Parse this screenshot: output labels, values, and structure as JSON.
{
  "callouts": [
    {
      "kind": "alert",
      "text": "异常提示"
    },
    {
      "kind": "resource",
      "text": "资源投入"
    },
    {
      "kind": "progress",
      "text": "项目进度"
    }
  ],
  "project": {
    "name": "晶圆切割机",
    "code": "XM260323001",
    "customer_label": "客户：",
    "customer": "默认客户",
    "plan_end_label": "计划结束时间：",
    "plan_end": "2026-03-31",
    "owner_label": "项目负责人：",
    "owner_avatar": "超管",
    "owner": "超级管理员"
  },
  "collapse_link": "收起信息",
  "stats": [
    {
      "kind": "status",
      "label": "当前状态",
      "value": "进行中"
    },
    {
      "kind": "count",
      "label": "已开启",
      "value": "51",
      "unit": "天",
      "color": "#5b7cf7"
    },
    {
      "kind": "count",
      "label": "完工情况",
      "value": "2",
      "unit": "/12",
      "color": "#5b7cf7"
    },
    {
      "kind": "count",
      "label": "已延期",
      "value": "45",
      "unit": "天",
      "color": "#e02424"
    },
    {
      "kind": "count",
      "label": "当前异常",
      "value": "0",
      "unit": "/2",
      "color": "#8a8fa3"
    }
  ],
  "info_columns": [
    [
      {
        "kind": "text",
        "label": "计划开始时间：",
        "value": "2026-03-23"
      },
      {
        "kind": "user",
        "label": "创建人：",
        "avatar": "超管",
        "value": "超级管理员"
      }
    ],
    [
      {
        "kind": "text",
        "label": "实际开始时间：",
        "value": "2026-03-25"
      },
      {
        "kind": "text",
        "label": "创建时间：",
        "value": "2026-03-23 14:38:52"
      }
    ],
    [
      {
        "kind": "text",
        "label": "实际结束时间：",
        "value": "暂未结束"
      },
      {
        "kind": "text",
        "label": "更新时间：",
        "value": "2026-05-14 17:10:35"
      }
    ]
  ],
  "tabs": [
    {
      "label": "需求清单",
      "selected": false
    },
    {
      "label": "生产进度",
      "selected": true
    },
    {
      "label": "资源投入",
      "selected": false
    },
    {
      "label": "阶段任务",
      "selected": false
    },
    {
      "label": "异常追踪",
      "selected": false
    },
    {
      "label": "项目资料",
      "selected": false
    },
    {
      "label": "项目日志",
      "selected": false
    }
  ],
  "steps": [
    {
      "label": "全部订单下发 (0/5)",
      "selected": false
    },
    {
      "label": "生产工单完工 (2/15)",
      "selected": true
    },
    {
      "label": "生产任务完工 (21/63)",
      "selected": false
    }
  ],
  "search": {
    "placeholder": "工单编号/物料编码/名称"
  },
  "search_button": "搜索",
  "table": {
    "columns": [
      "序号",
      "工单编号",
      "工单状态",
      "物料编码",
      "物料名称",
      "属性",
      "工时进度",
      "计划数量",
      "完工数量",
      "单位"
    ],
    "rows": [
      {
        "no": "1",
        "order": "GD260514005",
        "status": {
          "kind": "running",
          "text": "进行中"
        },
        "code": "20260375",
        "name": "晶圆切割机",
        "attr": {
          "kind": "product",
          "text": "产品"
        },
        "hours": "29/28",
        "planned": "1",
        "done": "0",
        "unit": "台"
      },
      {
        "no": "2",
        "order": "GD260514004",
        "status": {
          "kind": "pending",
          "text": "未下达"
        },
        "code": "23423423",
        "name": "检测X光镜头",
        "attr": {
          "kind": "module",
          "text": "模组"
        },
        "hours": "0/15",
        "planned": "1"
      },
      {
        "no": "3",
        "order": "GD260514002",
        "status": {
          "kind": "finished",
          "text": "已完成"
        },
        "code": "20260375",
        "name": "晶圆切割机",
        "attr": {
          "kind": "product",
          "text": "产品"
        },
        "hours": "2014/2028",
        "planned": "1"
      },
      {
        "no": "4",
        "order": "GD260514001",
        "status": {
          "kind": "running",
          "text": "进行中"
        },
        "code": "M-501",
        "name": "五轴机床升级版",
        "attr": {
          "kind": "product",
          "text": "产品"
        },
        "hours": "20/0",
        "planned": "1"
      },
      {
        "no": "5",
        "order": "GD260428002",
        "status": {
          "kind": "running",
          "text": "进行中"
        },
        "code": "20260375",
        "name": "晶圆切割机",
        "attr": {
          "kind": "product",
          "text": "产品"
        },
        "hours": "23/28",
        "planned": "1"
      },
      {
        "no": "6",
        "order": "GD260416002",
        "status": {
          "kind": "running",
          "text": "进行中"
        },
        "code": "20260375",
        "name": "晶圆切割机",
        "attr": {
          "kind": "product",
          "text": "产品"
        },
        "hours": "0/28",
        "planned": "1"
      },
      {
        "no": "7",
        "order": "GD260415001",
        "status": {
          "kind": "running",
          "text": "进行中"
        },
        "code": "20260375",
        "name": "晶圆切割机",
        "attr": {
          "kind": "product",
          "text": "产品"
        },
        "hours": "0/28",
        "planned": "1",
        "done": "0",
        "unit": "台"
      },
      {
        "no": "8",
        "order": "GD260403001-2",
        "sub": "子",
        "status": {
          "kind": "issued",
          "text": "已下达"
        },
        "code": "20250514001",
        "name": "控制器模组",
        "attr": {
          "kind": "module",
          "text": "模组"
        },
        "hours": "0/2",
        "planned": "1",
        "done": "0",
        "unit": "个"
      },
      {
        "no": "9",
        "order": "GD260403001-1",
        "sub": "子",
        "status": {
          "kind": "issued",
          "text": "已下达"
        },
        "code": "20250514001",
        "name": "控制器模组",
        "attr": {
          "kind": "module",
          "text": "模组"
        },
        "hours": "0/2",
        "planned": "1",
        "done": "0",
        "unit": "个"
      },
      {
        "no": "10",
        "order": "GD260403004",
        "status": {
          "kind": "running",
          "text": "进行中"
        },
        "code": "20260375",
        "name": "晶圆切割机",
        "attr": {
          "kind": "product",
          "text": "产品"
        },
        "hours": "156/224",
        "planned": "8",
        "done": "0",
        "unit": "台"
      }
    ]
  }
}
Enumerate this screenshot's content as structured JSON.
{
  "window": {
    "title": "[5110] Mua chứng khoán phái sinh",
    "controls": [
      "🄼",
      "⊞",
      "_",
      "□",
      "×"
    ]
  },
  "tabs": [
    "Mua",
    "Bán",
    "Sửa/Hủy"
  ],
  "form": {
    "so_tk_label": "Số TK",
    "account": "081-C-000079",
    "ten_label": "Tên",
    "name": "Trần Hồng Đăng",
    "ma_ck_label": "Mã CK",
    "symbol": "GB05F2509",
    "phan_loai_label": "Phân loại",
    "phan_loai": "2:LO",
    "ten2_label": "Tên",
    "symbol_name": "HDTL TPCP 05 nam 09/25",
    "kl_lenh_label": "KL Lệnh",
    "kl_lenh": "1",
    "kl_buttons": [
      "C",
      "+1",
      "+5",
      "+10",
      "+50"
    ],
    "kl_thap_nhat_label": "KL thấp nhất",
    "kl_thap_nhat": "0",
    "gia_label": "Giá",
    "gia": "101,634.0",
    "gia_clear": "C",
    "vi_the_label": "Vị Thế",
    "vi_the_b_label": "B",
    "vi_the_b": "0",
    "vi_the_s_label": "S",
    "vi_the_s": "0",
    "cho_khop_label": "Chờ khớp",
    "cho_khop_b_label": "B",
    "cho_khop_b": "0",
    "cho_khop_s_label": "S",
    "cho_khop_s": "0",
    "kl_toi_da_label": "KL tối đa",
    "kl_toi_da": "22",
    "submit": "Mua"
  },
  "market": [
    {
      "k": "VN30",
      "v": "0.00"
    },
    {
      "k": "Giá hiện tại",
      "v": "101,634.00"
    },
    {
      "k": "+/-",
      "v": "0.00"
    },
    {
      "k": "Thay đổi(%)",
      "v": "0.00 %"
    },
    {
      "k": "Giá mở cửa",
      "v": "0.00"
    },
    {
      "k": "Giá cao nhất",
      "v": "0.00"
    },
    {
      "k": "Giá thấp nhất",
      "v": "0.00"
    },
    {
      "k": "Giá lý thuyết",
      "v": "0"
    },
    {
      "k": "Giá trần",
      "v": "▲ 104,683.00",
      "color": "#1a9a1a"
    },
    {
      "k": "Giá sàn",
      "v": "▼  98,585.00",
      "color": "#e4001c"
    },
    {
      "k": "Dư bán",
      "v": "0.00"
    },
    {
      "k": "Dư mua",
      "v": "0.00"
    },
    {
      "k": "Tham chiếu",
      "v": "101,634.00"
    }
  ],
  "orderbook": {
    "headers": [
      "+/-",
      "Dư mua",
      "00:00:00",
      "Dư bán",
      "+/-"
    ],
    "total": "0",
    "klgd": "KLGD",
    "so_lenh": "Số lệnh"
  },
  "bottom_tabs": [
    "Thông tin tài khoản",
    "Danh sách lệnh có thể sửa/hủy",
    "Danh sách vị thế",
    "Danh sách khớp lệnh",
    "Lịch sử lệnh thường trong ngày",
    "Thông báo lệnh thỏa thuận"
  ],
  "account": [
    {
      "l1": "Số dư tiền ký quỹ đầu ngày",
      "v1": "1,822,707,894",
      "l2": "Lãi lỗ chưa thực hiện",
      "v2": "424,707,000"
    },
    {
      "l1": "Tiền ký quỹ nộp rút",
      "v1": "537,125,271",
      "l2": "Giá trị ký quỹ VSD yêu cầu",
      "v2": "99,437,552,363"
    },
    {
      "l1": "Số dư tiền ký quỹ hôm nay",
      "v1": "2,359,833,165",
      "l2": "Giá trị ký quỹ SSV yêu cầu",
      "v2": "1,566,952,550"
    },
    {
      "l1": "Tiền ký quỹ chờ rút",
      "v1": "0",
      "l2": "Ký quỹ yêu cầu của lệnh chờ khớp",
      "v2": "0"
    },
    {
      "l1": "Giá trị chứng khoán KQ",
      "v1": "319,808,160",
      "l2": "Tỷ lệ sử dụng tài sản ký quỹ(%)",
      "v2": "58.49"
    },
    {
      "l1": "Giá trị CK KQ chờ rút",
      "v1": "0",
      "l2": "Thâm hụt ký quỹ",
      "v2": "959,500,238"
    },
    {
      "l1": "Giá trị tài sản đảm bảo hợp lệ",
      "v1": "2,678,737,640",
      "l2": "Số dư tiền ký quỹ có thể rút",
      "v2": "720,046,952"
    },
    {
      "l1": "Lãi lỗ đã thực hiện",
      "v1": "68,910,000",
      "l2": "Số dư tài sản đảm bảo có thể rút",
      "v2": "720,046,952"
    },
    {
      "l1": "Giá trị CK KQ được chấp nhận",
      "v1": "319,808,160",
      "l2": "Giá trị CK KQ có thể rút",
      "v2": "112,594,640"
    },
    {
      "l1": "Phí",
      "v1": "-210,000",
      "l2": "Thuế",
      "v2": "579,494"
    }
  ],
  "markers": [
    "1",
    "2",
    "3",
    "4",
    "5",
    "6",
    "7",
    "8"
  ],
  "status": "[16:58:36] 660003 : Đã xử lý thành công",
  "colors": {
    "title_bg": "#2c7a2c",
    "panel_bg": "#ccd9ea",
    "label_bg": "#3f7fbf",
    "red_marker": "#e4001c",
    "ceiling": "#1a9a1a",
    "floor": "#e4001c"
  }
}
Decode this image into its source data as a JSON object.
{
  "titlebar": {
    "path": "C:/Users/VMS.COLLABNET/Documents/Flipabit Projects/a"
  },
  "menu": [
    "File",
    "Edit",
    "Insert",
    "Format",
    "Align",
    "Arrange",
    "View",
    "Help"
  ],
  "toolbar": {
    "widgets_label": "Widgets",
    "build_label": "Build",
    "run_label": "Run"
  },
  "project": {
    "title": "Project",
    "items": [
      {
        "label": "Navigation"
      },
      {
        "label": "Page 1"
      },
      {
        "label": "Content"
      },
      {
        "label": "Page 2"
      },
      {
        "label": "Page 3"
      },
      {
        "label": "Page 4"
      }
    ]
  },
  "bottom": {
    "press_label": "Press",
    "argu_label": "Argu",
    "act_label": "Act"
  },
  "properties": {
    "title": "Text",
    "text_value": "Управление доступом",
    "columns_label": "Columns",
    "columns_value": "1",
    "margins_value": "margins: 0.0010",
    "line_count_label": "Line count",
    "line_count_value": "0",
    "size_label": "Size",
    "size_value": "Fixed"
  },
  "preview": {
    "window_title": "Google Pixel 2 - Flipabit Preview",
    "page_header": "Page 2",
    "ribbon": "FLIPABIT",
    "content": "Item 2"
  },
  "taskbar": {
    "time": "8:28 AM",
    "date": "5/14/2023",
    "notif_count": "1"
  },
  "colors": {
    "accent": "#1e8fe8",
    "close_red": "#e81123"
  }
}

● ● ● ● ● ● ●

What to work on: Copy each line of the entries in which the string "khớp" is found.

Exercise output:
    "cho_khop_label": "Chờ khớp",
    "Danh sách khớp lệnh",
      "l2": "Ký quỹ yêu cầu của lệnh chờ khớp",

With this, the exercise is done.